?I think it might be something the public here will support,?? said Burney. ?But it?s still very new. . . We are at the exploratory phase.??

Gaining widespread public support is only half of the equation, said Bourassa. The project may also get derailed by the logistics of paving 28 miles of rail bed. One pressing concern his agency has is whether there is enough room in the right of way for a bus lane, said Bourassa.

But, so far at least, the majority of survey respondents have been supportive of the idea, Szakmary said.

?People will utilize it if you put it there,?? said Szakmary. ?It?s sort of like: If you build it, they will come.??
Come lurk with me in the shadows.
GW2500 is offline   Reply With Quote
Old 06-04-2010, 12:36 PM   #2
Senior Member
GW2500's Avatar
Join Date: Jan 2008
Location: Allston
Posts: 1,034
Re: Bus/ bike lane from Waltham to 495

You should have seen the coments section. One person said that a bike path was proposed before for the Wayland area and it was shot down b/c residents were affraid the path would be used by criminals.
Come lurk with me in the shadows.
GW2500 is offline   Reply With Quote
Old 06-04-2010, 01:05 PM   #3
Senior Member
Shepard's Avatar
Join Date: Mar 2009
Posts: 3,466
Re: Bus/ bike lane from Waltham to 495

You can follow the ROW away from Waltham on Google Maps. It seems to go through the center of Hudson, but other than that doesn't hit any town centers.

Interestingly, the ROW seems to continue through Waltham to meet up with the Fitchburg line again between Waltham and Waverley by Lyman Pond. Don't know if its usable.

Overall, seems to be pretty useless as a transit corridor..
Shepard is offline   Reply With Quote
Old 06-04-2010, 01:26 PM   #4
vanshnookenraggen's Avatar
Join Date: May 2006
Location: New York City
Posts: 6,270
Re: Bus/ bike lane from Waltham to 495
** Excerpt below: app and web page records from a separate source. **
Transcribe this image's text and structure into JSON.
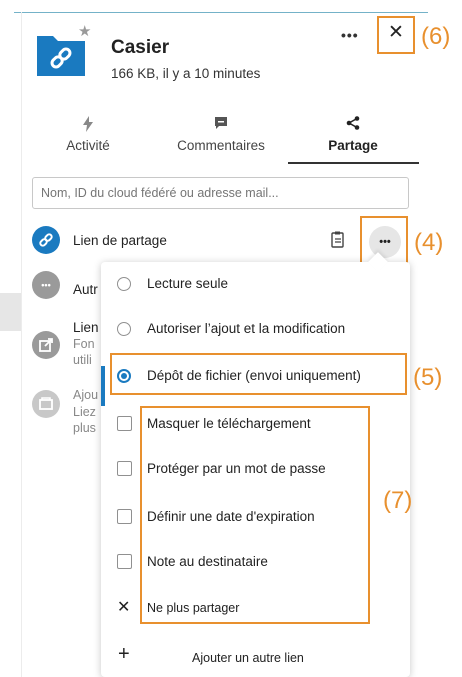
{
  "header": {
    "file_name": "Casier",
    "file_meta": "166 KB, il y a 10 minutes",
    "more_label": "•••",
    "close_label": "✕",
    "folder_icon": "folder-link-icon",
    "favorite_icon": "star-icon"
  },
  "tabs": [
    {
      "label": "Activité",
      "icon": "bolt-icon",
      "active": false
    },
    {
      "label": "Commentaires",
      "icon": "comment-icon",
      "active": false
    },
    {
      "label": "Partage",
      "icon": "share-icon",
      "active": true
    }
  ],
  "search": {
    "placeholder": "Nom, ID du cloud fédéré ou adresse mail..."
  },
  "share_link": {
    "label": "Lien de partage",
    "more_label": "•••"
  },
  "rows": {
    "other_label": "Autr",
    "internal_title": "Lien",
    "internal_sub1": "Fon",
    "internal_sub2": "utili",
    "add_title": "Ajou",
    "add_sub1": "Liez",
    "add_sub2": "plus"
  },
  "menu": {
    "read_only": "Lecture seule",
    "allow_upload_edit": "Autoriser l’ajout et la modification",
    "file_drop": "Dépôt de fichier (envoi uniquement)",
    "hide_download": "Masquer le téléchargement",
    "password_protect": "Protéger par un mot de passe",
    "expiration_date": "Définir une date d'expiration",
    "note_recipient": "Note au destinataire",
    "unshare": "Ne plus partager",
    "add_link": "Ajouter un autre lien",
    "selected": "file_drop"
  },
  "annotations": {
    "label_4": "(4)",
    "label_5": "(5)",
    "label_6": "(6)",
    "label_7": "(7)",
    "color": "#e8902e"
  },
  "colors": {
    "accent": "#1a7ac0",
    "callout": "#e8902e",
    "icon_grey": "#9a9a9a"
  }
}
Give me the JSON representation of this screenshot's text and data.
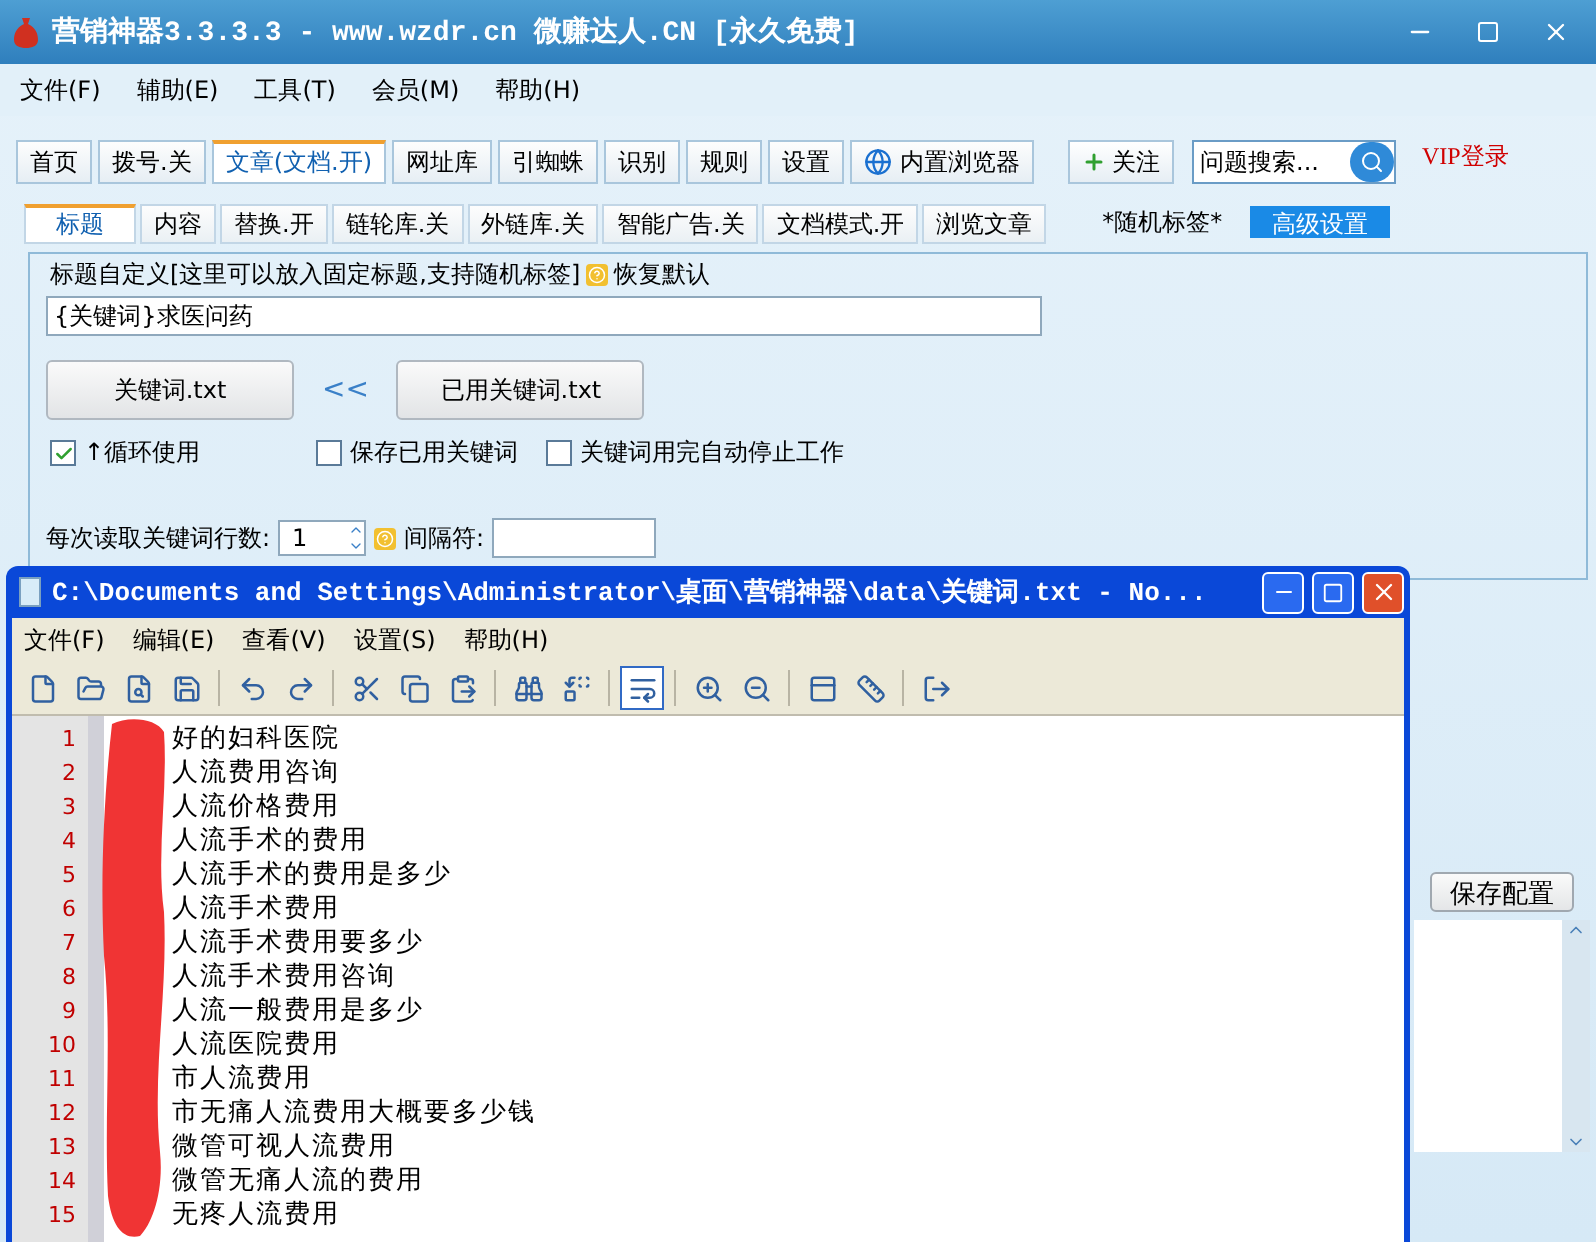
{
  "window": {
    "title": "营销神器3.3.3.3 - www.wzdr.cn 微赚达人.CN [永久免费]"
  },
  "menu": [
    "文件(F)",
    "辅助(E)",
    "工具(T)",
    "会员(M)",
    "帮助(H)"
  ],
  "tabs": [
    {
      "label": "首页",
      "selected": false,
      "kind": "plain"
    },
    {
      "label": "拨号.关",
      "selected": false,
      "kind": "plain"
    },
    {
      "label": "文章(文档.开)",
      "selected": true,
      "kind": "plain"
    },
    {
      "label": "网址库",
      "selected": false,
      "kind": "plain"
    },
    {
      "label": "引蜘蛛",
      "selected": false,
      "kind": "plain"
    },
    {
      "label": "识别",
      "selected": false,
      "kind": "plain"
    },
    {
      "label": "规则",
      "selected": false,
      "kind": "plain"
    },
    {
      "label": "设置",
      "selected": false,
      "kind": "plain"
    },
    {
      "label": "内置浏览器",
      "selected": false,
      "kind": "browser"
    }
  ],
  "follow_button": "关注",
  "search": {
    "value": "问题搜索..."
  },
  "vip_link": "VIP登录",
  "subtabs": [
    {
      "label": "标题",
      "selected": true
    },
    {
      "label": "内容",
      "selected": false
    },
    {
      "label": "替换.开",
      "selected": false
    },
    {
      "label": "链轮库.关",
      "selected": false
    },
    {
      "label": "外链库.关",
      "selected": false
    },
    {
      "label": "智能广告.关",
      "selected": false
    },
    {
      "label": "文档模式.开",
      "selected": false
    },
    {
      "label": "浏览文章",
      "selected": false
    }
  ],
  "random_tag": "*随机标签*",
  "advanced_settings": "高级设置",
  "title_group": {
    "legend": "标题自定义[这里可以放入固定标题,支持随机标签]",
    "restore_default": "恢复默认",
    "title_input": "{关键词}求医问药",
    "keyword_button": "关键词.txt",
    "arrow": "<<",
    "used_button": "已用关键词.txt",
    "options": [
      {
        "label": "↑循环使用",
        "checked": true
      },
      {
        "label": "保存已用关键词",
        "checked": false
      },
      {
        "label": "关键词用完自动停止工作",
        "checked": false
      }
    ],
    "lines_label": "每次读取关键词行数:",
    "lines_value": "1",
    "separator_label": "间隔符:"
  },
  "save_config": "保存配置",
  "notepad": {
    "title": "C:\\Documents and Settings\\Administrator\\桌面\\营销神器\\data\\关键词.txt - No...",
    "menu": [
      "文件(F)",
      "编辑(E)",
      "查看(V)",
      "设置(S)",
      "帮助(H)"
    ],
    "word_wrap": true,
    "lines": [
      {
        "number": "1",
        "text": "好的妇科医院"
      },
      {
        "number": "2",
        "text": "人流费用咨询"
      },
      {
        "number": "3",
        "text": "人流价格费用"
      },
      {
        "number": "4",
        "text": "人流手术的费用"
      },
      {
        "number": "5",
        "text": "人流手术的费用是多少"
      },
      {
        "number": "6",
        "text": "人流手术费用"
      },
      {
        "number": "7",
        "text": "人流手术费用要多少"
      },
      {
        "number": "8",
        "text": "人流手术费用咨询"
      },
      {
        "number": "9",
        "text": "人流一般费用是多少"
      },
      {
        "number": "10",
        "text": "人流医院费用"
      },
      {
        "number": "11",
        "text": "市人流费用"
      },
      {
        "number": "12",
        "text": "市无痛人流费用大概要多少钱"
      },
      {
        "number": "13",
        "text": "微管可视人流费用"
      },
      {
        "number": "14",
        "text": "微管无痛人流的费用"
      },
      {
        "number": "15",
        "text": "无疼人流费用"
      }
    ]
  }
}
Bikes would use a gravel path? What the fuck is wrong with these people.
__________________ | |
brivx: well, my philosophy is: as designers, we make a good theater, we dont direct the play
vanshnookenraggen is offline   Reply With Quote
Old 06-04-2010, 01:45 PM   #5
Senior Member
Lurker's Avatar
Join Date: Jun 2006
Location: Here and there now and then
Posts: 2,362
Re: Bus/ bike lane from Waltham to 495
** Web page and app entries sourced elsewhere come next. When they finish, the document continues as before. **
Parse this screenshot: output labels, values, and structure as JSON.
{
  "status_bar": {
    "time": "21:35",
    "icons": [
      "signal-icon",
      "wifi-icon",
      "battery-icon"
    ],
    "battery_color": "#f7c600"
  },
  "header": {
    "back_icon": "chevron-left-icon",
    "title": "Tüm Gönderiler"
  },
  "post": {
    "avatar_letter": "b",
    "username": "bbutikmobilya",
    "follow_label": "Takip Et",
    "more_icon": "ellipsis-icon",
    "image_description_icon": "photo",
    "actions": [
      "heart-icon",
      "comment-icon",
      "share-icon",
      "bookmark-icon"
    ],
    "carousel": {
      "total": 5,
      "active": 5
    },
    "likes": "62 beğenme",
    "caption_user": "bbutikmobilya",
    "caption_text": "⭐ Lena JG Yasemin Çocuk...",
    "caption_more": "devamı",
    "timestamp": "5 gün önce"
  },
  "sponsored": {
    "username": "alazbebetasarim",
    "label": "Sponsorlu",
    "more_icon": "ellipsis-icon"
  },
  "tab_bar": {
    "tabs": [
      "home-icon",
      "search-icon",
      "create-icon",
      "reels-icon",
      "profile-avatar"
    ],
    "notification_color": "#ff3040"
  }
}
Suburban thinking:

Bikes = toys & mountain bikes for weekend recreation, not transportation.

I'm ardently against any transit funded rail trail which could be reactivated as a viable commuter rail/heavy/light rail route. I especially hate routes which aren't going to maintained year round or are impractical for bicycle commuting. Those should NEVER receive state or federal transportation funding since they aren't being built for transportation but instead recreation or tourism. (I'm looking at you Cape Cod/North Shore!). Pap projects also give bicycle infrastructure a bad name as evident by the beating Ray Lahood took over the recent DOT policy change to include cycling as a viable means of transit to be fostered by the Federal Government.
The above comment is entirely my delusional ramblings, and not those of my family, friends, past employers, or any of my other personalities.

"And please, I wear my Harvard Yard shorts a seersucker with crimson whales when I ghost-ride the limozine with my mangy fat cats." -Kennedy
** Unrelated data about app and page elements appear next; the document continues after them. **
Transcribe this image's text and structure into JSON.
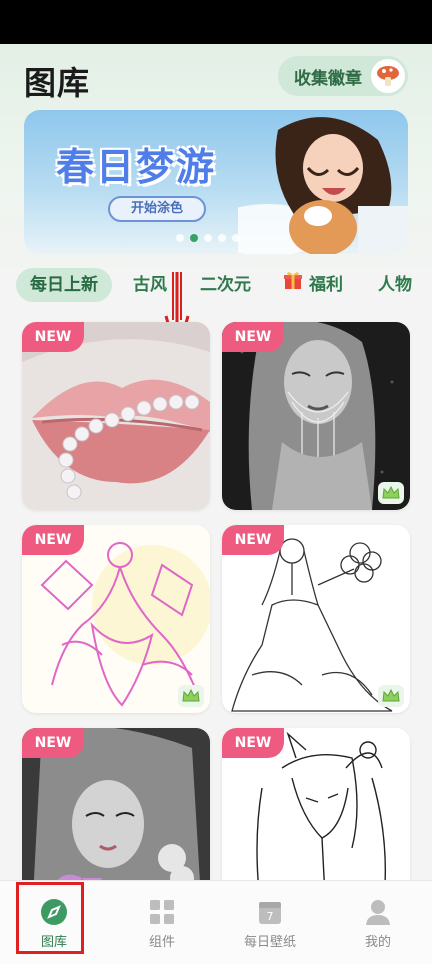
{
  "header": {
    "title": "图库",
    "badge_button_label": "收集徽章"
  },
  "banner": {
    "title": "春日梦游",
    "button_label": "开始涂色",
    "dots_count": 5,
    "active_dot": 1
  },
  "categories": [
    {
      "label": "每日上新",
      "active": true
    },
    {
      "label": "古风",
      "active": false
    },
    {
      "label": "二次元",
      "active": false
    },
    {
      "label": "福利",
      "active": false,
      "icon": "gift-icon"
    },
    {
      "label": "人物",
      "active": false
    }
  ],
  "cards": [
    {
      "badge": "NEW",
      "subject": "lips with pearls",
      "premium": false
    },
    {
      "badge": "NEW",
      "subject": "woman with face chains",
      "premium": true
    },
    {
      "badge": "NEW",
      "subject": "pink line art dancer",
      "premium": true
    },
    {
      "badge": "NEW",
      "subject": "bride with bouquet line art",
      "premium": true
    },
    {
      "badge": "NEW",
      "subject": "girl with butterfly",
      "premium": false
    },
    {
      "badge": "NEW",
      "subject": "horned figure line art",
      "premium": false
    }
  ],
  "tabbar": [
    {
      "label": "图库",
      "icon": "compass-icon",
      "active": true
    },
    {
      "label": "组件",
      "icon": "widgets-icon",
      "active": false
    },
    {
      "label": "每日壁纸",
      "icon": "calendar-icon",
      "active": false,
      "icon_text": "7"
    },
    {
      "label": "我的",
      "icon": "user-icon",
      "active": false
    }
  ],
  "colors": {
    "accent": "#2f7a4c",
    "new_badge": "#ef5b80",
    "annotation": "#e0201f"
  }
}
Lurker is offline   Reply With Quote
Old 06-06-2010, 10:22 AM   #6
Senior Member
Join Date: May 2006
Location: South End, Boston
Posts: 487
Re: Bus/ bike lane from Waltham to 495

Originally Posted by GW2500 View Post
You should have seen the coments section. One person said that a bike path was proposed before for the Wayland area and it was shot down b/c residents were affraid the path would be used by criminals.
Actually, I think it was Weston that shot it down. Just for that the T should reactivate it as an electrified commuter rail line. We'll see how they like trains whizzing by and electric catenary spoiling the scenic ROW.
Roxxma is offline   Reply With Quote

Thread Tools Search this Thread
Search this Thread:

Advanced Search

Posting Rules
You may not post new threads
You may not post replies
You may not post attachments
You may not edit your posts

BB code is On
Smilies are On
[IMG] code is On
HTML code is Off
Forum Jump

All times are GMT -5. The time now is 04:42 PM.

Powered by vBulletin® Version 3.7.3
Copyright ©2000 - 2019, Jelsoft Enterprises Ltd.